On the chrono package, when the car is warm, the coolant needle sticks basically straight up, which means its around 180 I think.
Yes, I have the chrono pack, and the water temp guage always points straight up which is past the middle positions because they installed the gauge at a tilt base on the full range of the gauge. It's the first car I have ever owned in which the water temp wasn't usually somewhere below the half way position.
Remember that a gauge without any numbers on it is used only as a reference. You know where it is now when it is all new and working correctly, and if it goes up past that point, or stays lower than that point, then you have a problem to worry about. Honda went through this in the 80's with their customers.

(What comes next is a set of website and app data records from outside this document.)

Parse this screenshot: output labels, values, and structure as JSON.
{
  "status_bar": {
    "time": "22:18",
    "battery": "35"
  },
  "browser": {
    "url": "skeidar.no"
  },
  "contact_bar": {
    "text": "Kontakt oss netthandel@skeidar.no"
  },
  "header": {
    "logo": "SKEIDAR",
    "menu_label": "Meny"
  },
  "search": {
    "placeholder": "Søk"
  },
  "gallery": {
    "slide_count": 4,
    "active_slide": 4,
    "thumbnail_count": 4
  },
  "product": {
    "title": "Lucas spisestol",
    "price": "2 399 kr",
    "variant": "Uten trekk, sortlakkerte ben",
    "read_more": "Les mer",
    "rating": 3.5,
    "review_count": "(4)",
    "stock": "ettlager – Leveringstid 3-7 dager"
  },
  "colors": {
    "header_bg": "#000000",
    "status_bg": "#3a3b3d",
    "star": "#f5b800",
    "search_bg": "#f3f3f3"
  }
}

They made a revision in the gauge setting because the customer thought that half was too hot. The cars don't run cooler now, the gauge just reads lower. My MCS reads in the center too, and as long as it does I won't worry about it.
A gauge without #s is a hair above an idiot light, but really only has 3 steps. Cold, Warm, Oh crud, its going to overheat (as when your car does overheat, the steam spewing out the radiator should be obvious enough). Not surprising that many cars actually have center weighted gauges as well, so that as long as the car is 'warm' it will always be in the center regardless if its warm in Phoenix in July, or in International Falls in Feburary.
Anyway, with that logic, Its not surprising at all the MINI gauge would be designed to stick straight up during normal driving, since the non chrono one sticks exactly horizontal. As harold has said, people like gauges that point in a fixed direction, and manufacturers like to not have people bring their cars in for problems that don't exist..
You should be able to watch the oil pressure go from an idle state, to if you stomp on the gas and run the car to redline, its maximum pressure. (But wait till you're out of breakin to do that ) Barring something rather uncommon and a channel getting plugged or something else weird, oil pressure is 'broken' when its very low, indicating there's probably a leak in the system and oil is going where it shouldn't go. So if it stops rising and falling with engine RPMs, you also have a problem, because you're probably pumping it to a bad area instead of pressurizing it.
Turbocharged and supercharged cars run hotter than normally aspirated engines. It is normal for a high performance engine burning high test gas at high RPM to run hotter than a regular MC. A water temperature of 180 degrees F is not hot - go look at thermostats and you will see that a normal automotive thermostat is set to 170 degrees. This means that the water is not even sent through the radiator until it reaches that temperature. A really cold thermostat, say 160 degrees will be difficult to run in really cold weather. Just pay attention to where the needles are and determine what is normal for your car, climate, and driving style. Oil pressure readings will scare you at first, especially since there is no "red" zone on the gauge to indicate a pressure that is too low. There will be great variability in oil pressure based on ail temperature, rpm, and oil type and weight. Synthetic oil like that used in the Mini is known for its tendency to thin out. This may reduce oil pressure readings, but it is lubricating just fine. 5W-40 oil will mimic 5 weight oil sometimes, and 40 weight oil other times - you can see the problem.